October 15 is observed as Pregnancy and Infant Loss Remembrance Day across the world to help the families who had miscarriages or lost their babies in any other way heal their wounds.
Losing a child can be one of the worst things that can happen to a family. Even though the pain a family feels is unique, it can be shared instead of suffering in silence, which is why October 15 is observed as Pregnancy and Infant Loss Remembrance Day across the world.
There are many families who have lost a child through pregnancy loss and infant death, which includes, but is not limited to, miscarriage, stillbirth, SIDS, and the death of a newborn. In fact, at least one in 10 of known pregnancies end in miscarriage, according to estimates from the American College of Obstetricians and Gynecologists and the Mayo Clinic. Yet, people believe that miscarriage is not common, leaving them feeling alone when it happens.
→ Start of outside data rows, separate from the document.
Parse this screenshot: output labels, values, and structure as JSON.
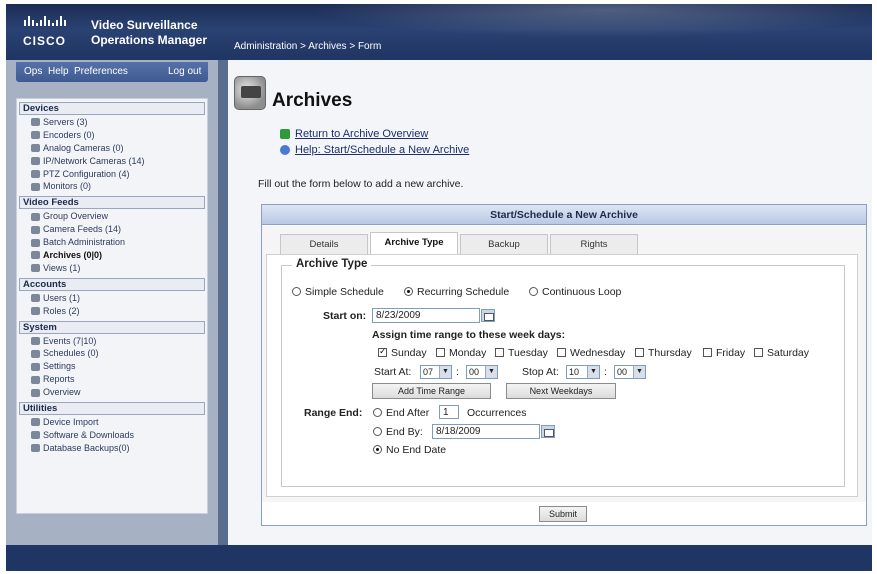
{
  "app": {
    "brand": "CISCO",
    "title_line1": "Video Surveillance",
    "title_line2": "Operations Manager",
    "breadcrumb": "Administration > Archives > Form"
  },
  "topnav": {
    "ops": "Ops",
    "help": "Help",
    "preferences": "Preferences",
    "logout": "Log out"
  },
  "sidebar": {
    "sections": [
      {
        "title": "Devices",
        "items": [
          "Servers (3)",
          "Encoders (0)",
          "Analog Cameras (0)",
          "IP/Network Cameras (14)",
          "PTZ Configuration (4)",
          "Monitors (0)"
        ]
      },
      {
        "title": "Video Feeds",
        "items": [
          "Group Overview",
          "Camera Feeds (14)",
          "Batch Administration",
          "Archives (0|0)",
          "Views (1)"
        ]
      },
      {
        "title": "Accounts",
        "items": [
          "Users (1)",
          "Roles (2)"
        ]
      },
      {
        "title": "System",
        "items": [
          "Events (7|10)",
          "Schedules (0)",
          "Settings",
          "Reports",
          "Overview"
        ]
      },
      {
        "title": "Utilities",
        "items": [
          "Device Import",
          "Software & Downloads",
          "Database Backups(0)"
        ]
      }
    ]
  },
  "page": {
    "title": "Archives",
    "link_return": "Return to Archive Overview",
    "link_help": "Help: Start/Schedule a New Archive",
    "intro": "Fill out the form below to add a new archive."
  },
  "panel": {
    "title": "Start/Schedule a New Archive",
    "tabs": [
      "Details",
      "Archive Type",
      "Backup",
      "Rights"
    ],
    "active_tab": "Archive Type"
  },
  "form": {
    "legend": "Archive Type",
    "type_options": [
      "Simple Schedule",
      "Recurring Schedule",
      "Continuous Loop"
    ],
    "type_selected": "Recurring Schedule",
    "start_on_label": "Start on:",
    "start_on_value": "8/23/2009",
    "assign_label": "Assign time range to these week days:",
    "weekdays": [
      "Sunday",
      "Monday",
      "Tuesday",
      "Wednesday",
      "Thursday",
      "Friday",
      "Saturday"
    ],
    "weekdays_checked": [
      "Sunday"
    ],
    "start_at_label": "Start At:",
    "start_hour": "07",
    "start_min": "00",
    "stop_at_label": "Stop At:",
    "stop_hour": "10",
    "stop_min": "00",
    "time_sep": ":",
    "add_time_range": "Add Time Range",
    "next_weekdays": "Next Weekdays",
    "range_end_label": "Range End:",
    "end_after_label": "End After",
    "end_after_value": "1",
    "occurrences_label": "Occurrences",
    "end_by_label": "End By:",
    "end_by_value": "8/18/2009",
    "no_end_label": "No End Date",
    "range_end_selected": "No End Date",
    "submit": "Submit"
  },
  "colors": {
    "header": "#1f3563",
    "accent_link": "#1c2f6b",
    "panel_border": "#8aa0c3"
  }
}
Gradually, communities are coming together to remember their lost little ones because they believe that even though they were miscarriages or were born still, or were lost in any other way, they deserve to be acknowledged. The grief they feel as parents and as a family is easier when they are allowed to express the pain and trauma of losing their child.
Whether people observe the day privately or as part of a community there are many ways to show support. From candlelight vigils to walks and other ceremonies, people come together to share their heartbreak together.
A woman in California went viral last year after a photoshoot showing her seven angel babies, referred to children who were taken too soon. For a family photo, they posed with their two children while also showing seven shadowy outlines of young children.
"I felt empty inside. I remember reaching out to some girlfriends. To my surprise, their reaction wasn't what I was hoping for. I left feeling more empty and unsupported," she wrote on her blog, Billings Clan.
October 15 is meant to ensure that the pain felt by these mothers, fathers, and families do not go unheard. It has been observed since October 1988, when President Ronald Reagan designated October as Pregnancy and Infant Loss Awareness Month, according to National Day Calendar.
There have been celebrities who opened up about their loss over the years and helped ease other mothers feel a little less alone in their loss. Beyoncé spoke about hers in her 2013 HBO special, Life is But a Dream, according to HuffPost. The singer described the difficult time as"the saddest thing I've ever been through." The singer has been blessed with two children since then. Actress Courtney Cox also shared about her miscarriage way back in 2004 when she said that it is difficult for her to keep the babies. Fortunately, she was blessed with one daughter, Coco. For Nicole Kidman too, it was hard to have a baby. "From the minute Tom and I were married, I wanted to have babies. And we lost a baby early on, so that was really very traumatic. And that's when we would adopt Bella," the actress said in 2007.
Actor James Van Der Beek opened up about how his wife had three miscarriages in an Instagram post. "We need a new word for it. 'Mis-carriage', in an insidious way, suggests fault for the mother - as if she dropped something, or failed to 'carry.' From what I’ve learned, in all but the most obvious, extreme cases, it has nothing to do with anything the mother did or didn’t do. So let’s wipe all blame off the table before we even start," he said.
When anyone opens up about it they probably want to make it easier for them and others who are going through this difficult experience. Whether the person is a celebrity or not, the pain is as much.
Here's remembering the children we lost too soon. You're always in our hearts.